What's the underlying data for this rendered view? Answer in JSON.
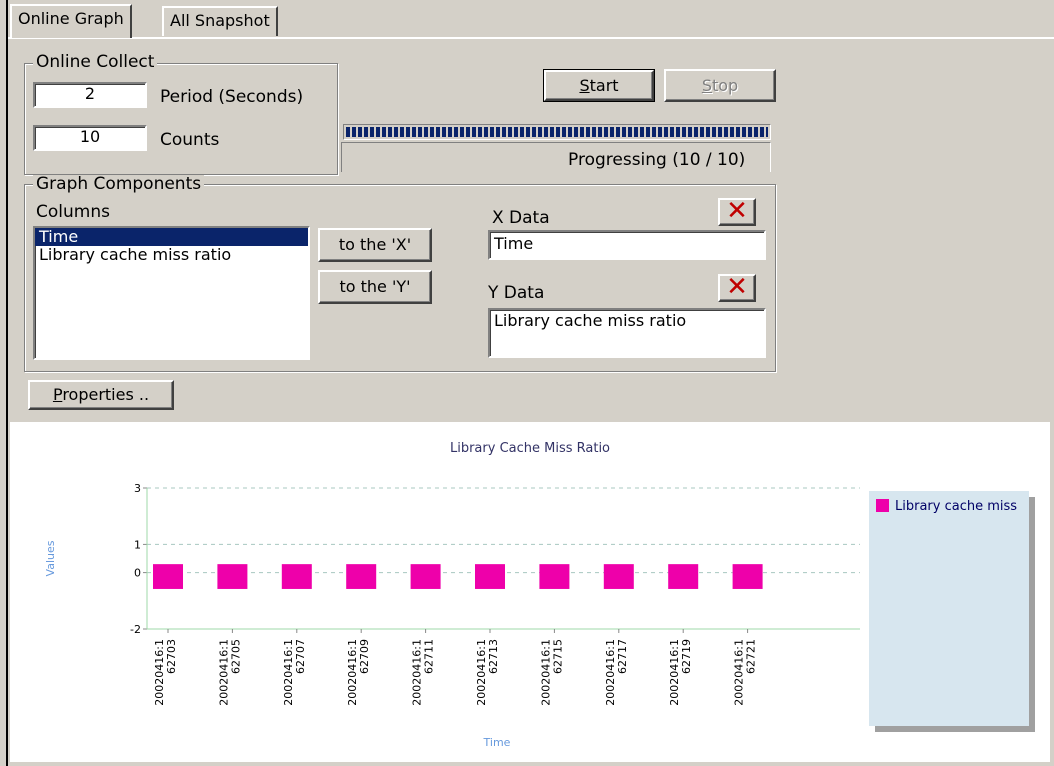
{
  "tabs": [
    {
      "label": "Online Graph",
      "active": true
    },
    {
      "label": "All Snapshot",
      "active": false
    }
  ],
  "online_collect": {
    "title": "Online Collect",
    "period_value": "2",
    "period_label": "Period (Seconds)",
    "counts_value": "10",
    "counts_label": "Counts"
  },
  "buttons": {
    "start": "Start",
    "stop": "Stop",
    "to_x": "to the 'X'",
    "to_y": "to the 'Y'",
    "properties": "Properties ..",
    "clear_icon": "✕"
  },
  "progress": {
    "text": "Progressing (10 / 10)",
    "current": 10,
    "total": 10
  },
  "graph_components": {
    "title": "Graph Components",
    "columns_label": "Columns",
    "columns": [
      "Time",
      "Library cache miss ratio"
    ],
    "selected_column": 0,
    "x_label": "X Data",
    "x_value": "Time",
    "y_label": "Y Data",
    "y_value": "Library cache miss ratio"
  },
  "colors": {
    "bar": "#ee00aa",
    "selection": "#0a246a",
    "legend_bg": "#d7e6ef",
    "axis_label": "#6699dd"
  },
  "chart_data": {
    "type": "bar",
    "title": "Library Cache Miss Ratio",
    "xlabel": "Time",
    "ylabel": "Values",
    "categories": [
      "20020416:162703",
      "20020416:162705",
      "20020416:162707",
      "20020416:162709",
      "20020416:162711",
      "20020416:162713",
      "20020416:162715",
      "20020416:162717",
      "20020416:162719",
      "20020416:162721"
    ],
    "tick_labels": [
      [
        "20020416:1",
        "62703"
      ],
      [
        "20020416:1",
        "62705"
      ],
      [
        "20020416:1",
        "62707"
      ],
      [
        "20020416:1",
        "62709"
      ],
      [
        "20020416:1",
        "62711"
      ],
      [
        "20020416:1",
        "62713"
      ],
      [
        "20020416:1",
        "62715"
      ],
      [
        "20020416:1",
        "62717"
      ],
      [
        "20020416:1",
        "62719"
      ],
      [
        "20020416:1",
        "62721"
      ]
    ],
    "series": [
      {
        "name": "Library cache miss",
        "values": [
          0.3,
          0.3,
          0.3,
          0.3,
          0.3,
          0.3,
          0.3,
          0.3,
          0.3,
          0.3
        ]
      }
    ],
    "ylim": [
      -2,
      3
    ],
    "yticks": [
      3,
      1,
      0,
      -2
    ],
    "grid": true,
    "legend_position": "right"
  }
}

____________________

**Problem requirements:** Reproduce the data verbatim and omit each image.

**Exercise output:**
What's the underlying data for this rendered view? Answer in JSON.
{
  "tabs": [
    {
      "label": "Online Graph",
      "active": true
    },
    {
      "label": "All Snapshot",
      "active": false
    }
  ],
  "online_collect": {
    "title": "Online Collect",
    "period_value": "2",
    "period_label": "Period (Seconds)",
    "counts_value": "10",
    "counts_label": "Counts"
  },
  "buttons": {
    "start": "Start",
    "stop": "Stop",
    "to_x": "to the 'X'",
    "to_y": "to the 'Y'",
    "properties": "Properties ..",
    "clear_icon": "✕"
  },
  "progress": {
    "text": "Progressing (10 / 10)",
    "current": 10,
    "total": 10
  },
  "graph_components": {
    "title": "Graph Components",
    "columns_label": "Columns",
    "columns": [
      "Time",
      "Library cache miss ratio"
    ],
    "selected_column": 0,
    "x_label": "X Data",
    "x_value": "Time",
    "y_label": "Y Data",
    "y_value": "Library cache miss ratio"
  },
  "colors": {
    "bar": "#ee00aa",
    "selection": "#0a246a",
    "legend_bg": "#d7e6ef",
    "axis_label": "#6699dd"
  },
  "chart_data": {
    "type": "bar",
    "title": "Library Cache Miss Ratio",
    "xlabel": "Time",
    "ylabel": "Values",
    "categories": [
      "20020416:162703",
      "20020416:162705",
      "20020416:162707",
      "20020416:162709",
      "20020416:162711",
      "20020416:162713",
      "20020416:162715",
      "20020416:162717",
      "20020416:162719",
      "20020416:162721"
    ],
    "tick_labels": [
      [
        "20020416:1",
        "62703"
      ],
      [
        "20020416:1",
        "62705"
      ],
      [
        "20020416:1",
        "62707"
      ],
      [
        "20020416:1",
        "62709"
      ],
      [
        "20020416:1",
        "62711"
      ],
      [
        "20020416:1",
        "62713"
      ],
      [
        "20020416:1",
        "62715"
      ],
      [
        "20020416:1",
        "62717"
      ],
      [
        "20020416:1",
        "62719"
      ],
      [
        "20020416:1",
        "62721"
      ]
    ],
    "series": [
      {
        "name": "Library cache miss",
        "values": [
          0.3,
          0.3,
          0.3,
          0.3,
          0.3,
          0.3,
          0.3,
          0.3,
          0.3,
          0.3
        ]
      }
    ],
    "ylim": [
      -2,
      3
    ],
    "yticks": [
      3,
      1,
      0,
      -2
    ],
    "grid": true,
    "legend_position": "right"
  }
}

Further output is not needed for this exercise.